In addition, many Anglican Churches have Patrons. These may be the descendants of a local Lord of the Manor who in past times provided for the employment of a clergyman and the building of a Church for his local people.
The Patron could be a Missionary Organisation which planted the Church and continues to take an active interest in its ministry. This is the case in Basel where the Patron is ICS, the Intercontinental Church Society. ICS has a vision for ministry among English-speaking people living abroad. Why not consider joining ICS to help them start churches where new concentrations of English speakers are growing, such as in Eastern Europe.
ACB and the wider church
The Anglican Church in Basel is one of well over 150 similar churches in mainland Europe, which in 1980 were formed into the Anglican Diocese in Europe, the forty-fourth diocese of the Church of England. The Church of England is one of the sister churches of the world-wide Anglican Communion, comprising around 70 million members in all five continents.
The Anglican Church is deeply committed to cooperation and unity with all other Christian churches, and we are delighted to welcome people of all backgrounds to share fully in the life of our community. Our services are in general held according to the rites and ceremonies of the Church of England, but we are keen also to draw on the insights and traditions of others.

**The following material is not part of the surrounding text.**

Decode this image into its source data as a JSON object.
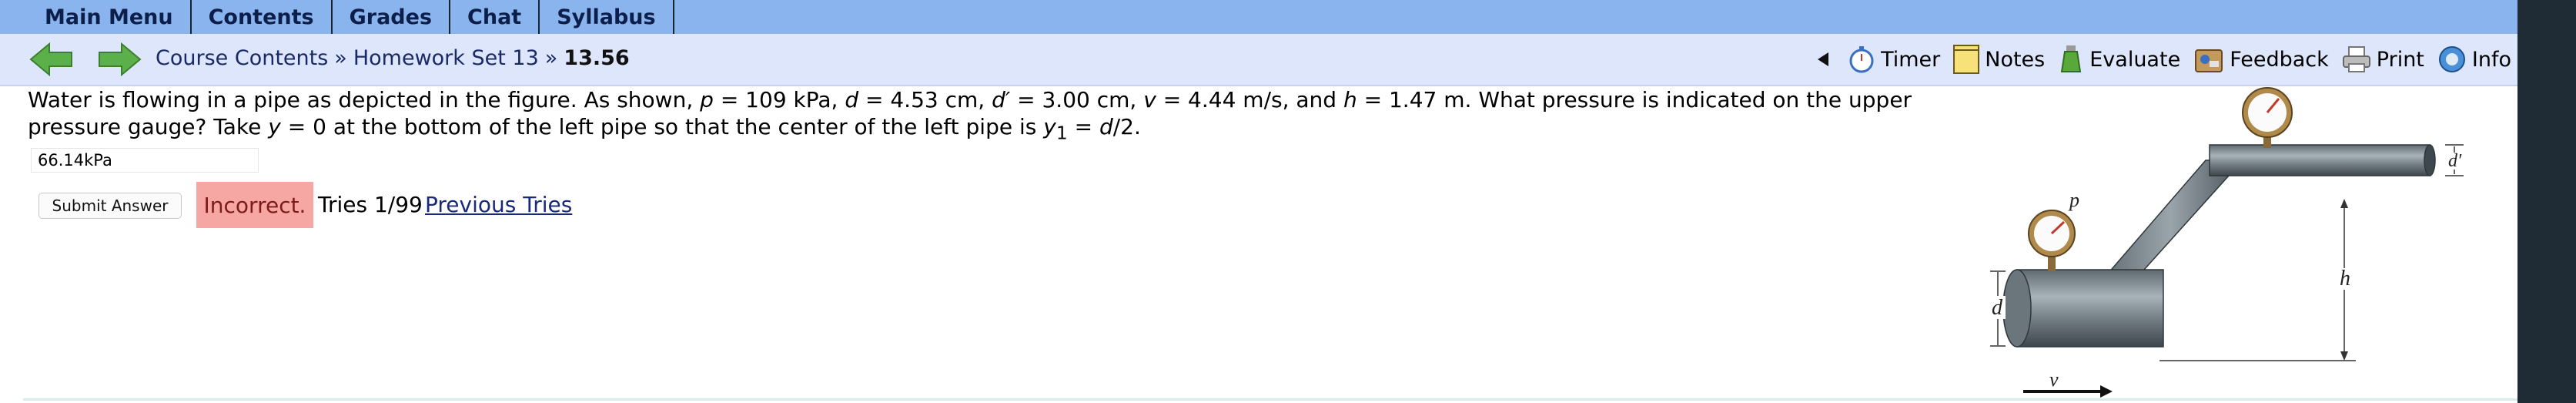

We enjoy a close working relationship here in Basel especially with the Reformed Church, which owns one of the buildings in which we hold our services, and with the Old Catholic Church with which we are in communion.
The Church of England has also recently entered into communion with the Lutheran Churches of the Nordic and Baltic region through the Porvoo Agreement, and has a growing relationship with the Evangelical Church in Germany following the Meissen Declaration.
Baptised members of all Christian Churches are warmly invited to receive holy communion if they so wish. Younger children and those not wishing to receive communion are invited to come forward for a blessing at the administration of the sacrament. Those preferring to receive communion in one kind (only the bread) are welcome to do so.
If you would like to know about our Church and its traditions, please ask one of the clergy who will be very pleased to help.
History of ACB
The first known English-speaking service was held in Basel more than 400 years ago, according to the book 'Anglicans in Switzerland' by Paul Schniewind.
In the 1550's a group of English families began to hold services in their homes at the Clarakloster.
Then in the 1850s, the first seasonal chaplain, the Revd. R. Mosley, was sent to serve the Basel region. By the turn of the century, the service was being held in the Three Kings Hotel.
It wasn't until 1928 that the Basel congregation became an official parish of the Church of England, with the Reverend R. H. Courtney as the chaplain. Services were held at different venues until after World War II, although records show that one of the current sites of worship, the St. Nicholas' Chapel in the Münster (Cathedral), was used for a Christmas Day service in 1927.
In 1946, the Reverend M. M. Vischer began serving as chaplain for both Basel and Berne, later replaced by the Reverend B. Gray, who also served both chaplaincies.
To help meet their goal of having a permanent chaplaincy in Basel, congregation members set up the first annual Anglican Church Christmas Bazaar in 1955. This popular holiday tradition continues today, with around 2000 people attending the bazaar each year.
A permanent chaplain was finally appointed for Basel in 1957. The Reverend A. E. Borthwick served until 1972, when Canon Tom Roberts began nearly two decades of service, followed by Rev. Dr. Jonathan Gibbs (1992-1997) and Rev. Geoff Read (1998-2013).
Our current chaplain is the Reverend Hilary Jones.
We hope you'll join us in this long tradition of worshipping with the English-speaking community in Basel.